** Opening SOURCE DATA block **

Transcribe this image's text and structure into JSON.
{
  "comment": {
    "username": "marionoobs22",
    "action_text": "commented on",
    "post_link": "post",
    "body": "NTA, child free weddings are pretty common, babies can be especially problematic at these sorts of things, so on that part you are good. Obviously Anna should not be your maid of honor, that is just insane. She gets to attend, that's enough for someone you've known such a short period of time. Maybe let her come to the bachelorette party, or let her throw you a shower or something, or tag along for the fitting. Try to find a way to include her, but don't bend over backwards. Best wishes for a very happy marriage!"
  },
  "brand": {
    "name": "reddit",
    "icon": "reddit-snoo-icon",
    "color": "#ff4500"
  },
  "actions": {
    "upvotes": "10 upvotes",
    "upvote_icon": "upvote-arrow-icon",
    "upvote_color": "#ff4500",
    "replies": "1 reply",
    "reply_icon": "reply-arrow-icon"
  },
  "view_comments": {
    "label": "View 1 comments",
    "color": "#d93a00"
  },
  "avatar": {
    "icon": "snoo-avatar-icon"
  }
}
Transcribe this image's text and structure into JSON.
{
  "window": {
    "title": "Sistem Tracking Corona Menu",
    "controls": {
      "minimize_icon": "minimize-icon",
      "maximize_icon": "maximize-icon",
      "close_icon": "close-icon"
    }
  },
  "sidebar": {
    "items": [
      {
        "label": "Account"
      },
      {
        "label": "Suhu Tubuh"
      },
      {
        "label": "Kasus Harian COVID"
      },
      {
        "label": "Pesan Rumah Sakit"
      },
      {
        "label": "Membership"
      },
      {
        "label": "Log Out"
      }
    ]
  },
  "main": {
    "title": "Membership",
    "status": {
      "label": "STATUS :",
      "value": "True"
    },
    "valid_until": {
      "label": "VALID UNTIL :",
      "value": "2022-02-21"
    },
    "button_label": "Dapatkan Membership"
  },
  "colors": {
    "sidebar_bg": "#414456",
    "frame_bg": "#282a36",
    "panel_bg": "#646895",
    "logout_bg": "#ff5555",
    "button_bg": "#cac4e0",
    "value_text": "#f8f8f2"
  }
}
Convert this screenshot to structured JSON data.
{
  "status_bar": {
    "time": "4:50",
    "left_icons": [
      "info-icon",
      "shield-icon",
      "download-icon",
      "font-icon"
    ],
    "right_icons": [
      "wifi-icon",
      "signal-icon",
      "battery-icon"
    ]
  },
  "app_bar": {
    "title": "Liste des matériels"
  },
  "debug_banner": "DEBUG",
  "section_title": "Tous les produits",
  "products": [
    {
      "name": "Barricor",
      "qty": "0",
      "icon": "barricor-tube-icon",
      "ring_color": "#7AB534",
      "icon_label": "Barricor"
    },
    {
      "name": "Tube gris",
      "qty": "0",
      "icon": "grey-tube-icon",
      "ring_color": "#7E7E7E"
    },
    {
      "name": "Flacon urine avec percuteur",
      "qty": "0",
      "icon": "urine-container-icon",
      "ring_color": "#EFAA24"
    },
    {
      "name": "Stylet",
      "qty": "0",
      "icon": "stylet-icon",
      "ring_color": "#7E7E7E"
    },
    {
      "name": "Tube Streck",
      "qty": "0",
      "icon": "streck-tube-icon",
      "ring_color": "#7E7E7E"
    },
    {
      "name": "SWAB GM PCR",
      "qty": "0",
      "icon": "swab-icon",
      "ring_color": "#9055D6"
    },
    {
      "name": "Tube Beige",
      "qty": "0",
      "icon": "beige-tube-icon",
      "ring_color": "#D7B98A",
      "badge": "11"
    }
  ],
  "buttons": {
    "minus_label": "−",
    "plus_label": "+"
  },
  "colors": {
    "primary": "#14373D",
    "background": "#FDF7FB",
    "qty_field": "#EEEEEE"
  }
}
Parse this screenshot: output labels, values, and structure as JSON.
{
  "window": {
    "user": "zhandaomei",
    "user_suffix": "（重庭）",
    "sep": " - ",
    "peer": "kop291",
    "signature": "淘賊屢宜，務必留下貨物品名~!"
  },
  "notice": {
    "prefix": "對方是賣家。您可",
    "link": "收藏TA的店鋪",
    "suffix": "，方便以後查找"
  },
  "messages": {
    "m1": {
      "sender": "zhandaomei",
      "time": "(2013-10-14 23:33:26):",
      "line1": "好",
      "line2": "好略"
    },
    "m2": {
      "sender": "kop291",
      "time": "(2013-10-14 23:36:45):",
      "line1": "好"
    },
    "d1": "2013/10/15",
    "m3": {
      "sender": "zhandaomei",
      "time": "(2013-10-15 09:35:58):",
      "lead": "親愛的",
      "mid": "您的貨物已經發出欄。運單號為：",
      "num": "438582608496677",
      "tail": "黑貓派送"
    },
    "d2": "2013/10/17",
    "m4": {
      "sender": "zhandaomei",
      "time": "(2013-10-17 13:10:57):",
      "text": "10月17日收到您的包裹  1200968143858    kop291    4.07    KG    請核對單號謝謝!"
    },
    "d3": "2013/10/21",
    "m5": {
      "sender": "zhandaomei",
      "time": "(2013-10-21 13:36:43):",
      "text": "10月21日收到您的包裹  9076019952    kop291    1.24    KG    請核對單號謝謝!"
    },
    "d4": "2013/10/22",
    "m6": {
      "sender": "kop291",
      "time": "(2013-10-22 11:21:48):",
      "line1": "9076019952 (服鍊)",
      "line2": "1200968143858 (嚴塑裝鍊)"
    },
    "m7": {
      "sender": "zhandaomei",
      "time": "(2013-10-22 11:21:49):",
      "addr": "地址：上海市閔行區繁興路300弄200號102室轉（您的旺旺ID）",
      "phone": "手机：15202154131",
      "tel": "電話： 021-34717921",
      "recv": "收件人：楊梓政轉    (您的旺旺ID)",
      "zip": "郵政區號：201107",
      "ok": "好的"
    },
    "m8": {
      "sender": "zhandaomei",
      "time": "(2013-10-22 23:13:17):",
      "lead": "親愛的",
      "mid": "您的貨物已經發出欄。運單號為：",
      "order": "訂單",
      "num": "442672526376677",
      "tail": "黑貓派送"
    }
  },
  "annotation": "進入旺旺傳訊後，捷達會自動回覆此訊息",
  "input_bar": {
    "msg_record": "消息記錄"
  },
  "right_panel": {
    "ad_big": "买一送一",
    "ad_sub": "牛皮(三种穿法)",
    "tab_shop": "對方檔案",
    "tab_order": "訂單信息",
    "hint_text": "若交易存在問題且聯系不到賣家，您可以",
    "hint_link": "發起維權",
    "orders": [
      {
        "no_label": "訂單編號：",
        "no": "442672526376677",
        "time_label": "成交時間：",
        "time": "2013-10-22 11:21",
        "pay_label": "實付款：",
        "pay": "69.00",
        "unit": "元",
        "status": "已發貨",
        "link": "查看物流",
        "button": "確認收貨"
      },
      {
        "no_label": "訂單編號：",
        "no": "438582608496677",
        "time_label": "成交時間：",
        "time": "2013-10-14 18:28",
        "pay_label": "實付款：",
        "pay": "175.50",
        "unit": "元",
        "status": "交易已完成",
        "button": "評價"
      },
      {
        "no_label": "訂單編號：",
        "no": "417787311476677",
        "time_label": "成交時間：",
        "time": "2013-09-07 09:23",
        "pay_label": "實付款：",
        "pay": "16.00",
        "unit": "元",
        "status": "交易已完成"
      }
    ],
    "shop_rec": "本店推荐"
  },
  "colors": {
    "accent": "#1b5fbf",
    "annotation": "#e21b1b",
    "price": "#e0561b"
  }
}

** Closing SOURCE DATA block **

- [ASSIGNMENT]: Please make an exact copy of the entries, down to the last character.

- [ANSWER SECTION]:
Transcribe this image's text and structure into JSON.
{
  "comment": {
    "username": "marionoobs22",
    "action_text": "commented on",
    "post_link": "post",
    "body": "NTA, child free weddings are pretty common, babies can be especially problematic at these sorts of things, so on that part you are good. Obviously Anna should not be your maid of honor, that is just insane. She gets to attend, that's enough for someone you've known such a short period of time. Maybe let her come to the bachelorette party, or let her throw you a shower or something, or tag along for the fitting. Try to find a way to include her, but don't bend over backwards. Best wishes for a very happy marriage!"
  },
  "brand": {
    "name": "reddit",
    "icon": "reddit-snoo-icon",
    "color": "#ff4500"
  },
  "actions": {
    "upvotes": "10 upvotes",
    "upvote_icon": "upvote-arrow-icon",
    "upvote_color": "#ff4500",
    "replies": "1 reply",
    "reply_icon": "reply-arrow-icon"
  },
  "view_comments": {
    "label": "View 1 comments",
    "color": "#d93a00"
  },
  "avatar": {
    "icon": "snoo-avatar-icon"
  }
}
Transcribe this image's text and structure into JSON.
{
  "window": {
    "title": "Sistem Tracking Corona Menu",
    "controls": {
      "minimize_icon": "minimize-icon",
      "maximize_icon": "maximize-icon",
      "close_icon": "close-icon"
    }
  },
  "sidebar": {
    "items": [
      {
        "label": "Account"
      },
      {
        "label": "Suhu Tubuh"
      },
      {
        "label": "Kasus Harian COVID"
      },
      {
        "label": "Pesan Rumah Sakit"
      },
      {
        "label": "Membership"
      },
      {
        "label": "Log Out"
      }
    ]
  },
  "main": {
    "title": "Membership",
    "status": {
      "label": "STATUS :",
      "value": "True"
    },
    "valid_until": {
      "label": "VALID UNTIL :",
      "value": "2022-02-21"
    },
    "button_label": "Dapatkan Membership"
  },
  "colors": {
    "sidebar_bg": "#414456",
    "frame_bg": "#282a36",
    "panel_bg": "#646895",
    "logout_bg": "#ff5555",
    "button_bg": "#cac4e0",
    "value_text": "#f8f8f2"
  }
}
Convert this screenshot to structured JSON data.
{
  "status_bar": {
    "time": "4:50",
    "left_icons": [
      "info-icon",
      "shield-icon",
      "download-icon",
      "font-icon"
    ],
    "right_icons": [
      "wifi-icon",
      "signal-icon",
      "battery-icon"
    ]
  },
  "app_bar": {
    "title": "Liste des matériels"
  },
  "debug_banner": "DEBUG",
  "section_title": "Tous les produits",
  "products": [
    {
      "name": "Barricor",
      "qty": "0",
      "icon": "barricor-tube-icon",
      "ring_color": "#7AB534",
      "icon_label": "Barricor"
    },
    {
      "name": "Tube gris",
      "qty": "0",
      "icon": "grey-tube-icon",
      "ring_color": "#7E7E7E"
    },
    {
      "name": "Flacon urine avec percuteur",
      "qty": "0",
      "icon": "urine-container-icon",
      "ring_color": "#EFAA24"
    },
    {
      "name": "Stylet",
      "qty": "0",
      "icon": "stylet-icon",
      "ring_color": "#7E7E7E"
    },
    {
      "name": "Tube Streck",
      "qty": "0",
      "icon": "streck-tube-icon",
      "ring_color": "#7E7E7E"
    },
    {
      "name": "SWAB GM PCR",
      "qty": "0",
      "icon": "swab-icon",
      "ring_color": "#9055D6"
    },
    {
      "name": "Tube Beige",
      "qty": "0",
      "icon": "beige-tube-icon",
      "ring_color": "#D7B98A",
      "badge": "11"
    }
  ],
  "buttons": {
    "minus_label": "−",
    "plus_label": "+"
  },
  "colors": {
    "primary": "#14373D",
    "background": "#FDF7FB",
    "qty_field": "#EEEEEE"
  }
}
Parse this screenshot: output labels, values, and structure as JSON.
{
  "window": {
    "user": "zhandaomei",
    "user_suffix": "（重庭）",
    "sep": " - ",
    "peer": "kop291",
    "signature": "淘賊屢宜，務必留下貨物品名~!"
  },
  "notice": {
    "prefix": "對方是賣家。您可",
    "link": "收藏TA的店鋪",
    "suffix": "，方便以後查找"
  },
  "messages": {
    "m1": {
      "sender": "zhandaomei",
      "time": "(2013-10-14 23:33:26):",
      "line1": "好",
      "line2": "好略"
    },
    "m2": {
      "sender": "kop291",
      "time": "(2013-10-14 23:36:45):",
      "line1": "好"
    },
    "d1": "2013/10/15",
    "m3": {
      "sender": "zhandaomei",
      "time": "(2013-10-15 09:35:58):",
      "lead": "親愛的",
      "mid": "您的貨物已經發出欄。運單號為：",
      "num": "438582608496677",
      "tail": "黑貓派送"
    },
    "d2": "2013/10/17",
    "m4": {
      "sender": "zhandaomei",
      "time": "(2013-10-17 13:10:57):",
      "text": "10月17日收到您的包裹  1200968143858    kop291    4.07    KG    請核對單號謝謝!"
    },
    "d3": "2013/10/21",
    "m5": {
      "sender": "zhandaomei",
      "time": "(2013-10-21 13:36:43):",
      "text": "10月21日收到您的包裹  9076019952    kop291    1.24    KG    請核對單號謝謝!"
    },
    "d4": "2013/10/22",
    "m6": {
      "sender": "kop291",
      "time": "(2013-10-22 11:21:48):",
      "line1": "9076019952 (服鍊)",
      "line2": "1200968143858 (嚴塑裝鍊)"
    },
    "m7": {
      "sender": "zhandaomei",
      "time": "(2013-10-22 11:21:49):",
      "addr": "地址：上海市閔行區繁興路300弄200號102室轉（您的旺旺ID）",
      "phone": "手机：15202154131",
      "tel": "電話： 021-34717921",
      "recv": "收件人：楊梓政轉    (您的旺旺ID)",
      "zip": "郵政區號：201107",
      "ok": "好的"
    },
    "m8": {
      "sender": "zhandaomei",
      "time": "(2013-10-22 23:13:17):",
      "lead": "親愛的",
      "mid": "您的貨物已經發出欄。運單號為：",
      "order": "訂單",
      "num": "442672526376677",
      "tail": "黑貓派送"
    }
  },
  "annotation": "進入旺旺傳訊後，捷達會自動回覆此訊息",
  "input_bar": {
    "msg_record": "消息記錄"
  },
  "right_panel": {
    "ad_big": "买一送一",
    "ad_sub": "牛皮(三种穿法)",
    "tab_shop": "對方檔案",
    "tab_order": "訂單信息",
    "hint_text": "若交易存在問題且聯系不到賣家，您可以",
    "hint_link": "發起維權",
    "orders": [
      {
        "no_label": "訂單編號：",
        "no": "442672526376677",
        "time_label": "成交時間：",
        "time": "2013-10-22 11:21",
        "pay_label": "實付款：",
        "pay": "69.00",
        "unit": "元",
        "status": "已發貨",
        "link": "查看物流",
        "button": "確認收貨"
      },
      {
        "no_label": "訂單編號：",
        "no": "438582608496677",
        "time_label": "成交時間：",
        "time": "2013-10-14 18:28",
        "pay_label": "實付款：",
        "pay": "175.50",
        "unit": "元",
        "status": "交易已完成",
        "button": "評價"
      },
      {
        "no_label": "訂單編號：",
        "no": "417787311476677",
        "time_label": "成交時間：",
        "time": "2013-09-07 09:23",
        "pay_label": "實付款：",
        "pay": "16.00",
        "unit": "元",
        "status": "交易已完成"
      }
    ],
    "shop_rec": "本店推荐"
  },
  "colors": {
    "accent": "#1b5fbf",
    "annotation": "#e21b1b",
    "price": "#e0561b"
  }
}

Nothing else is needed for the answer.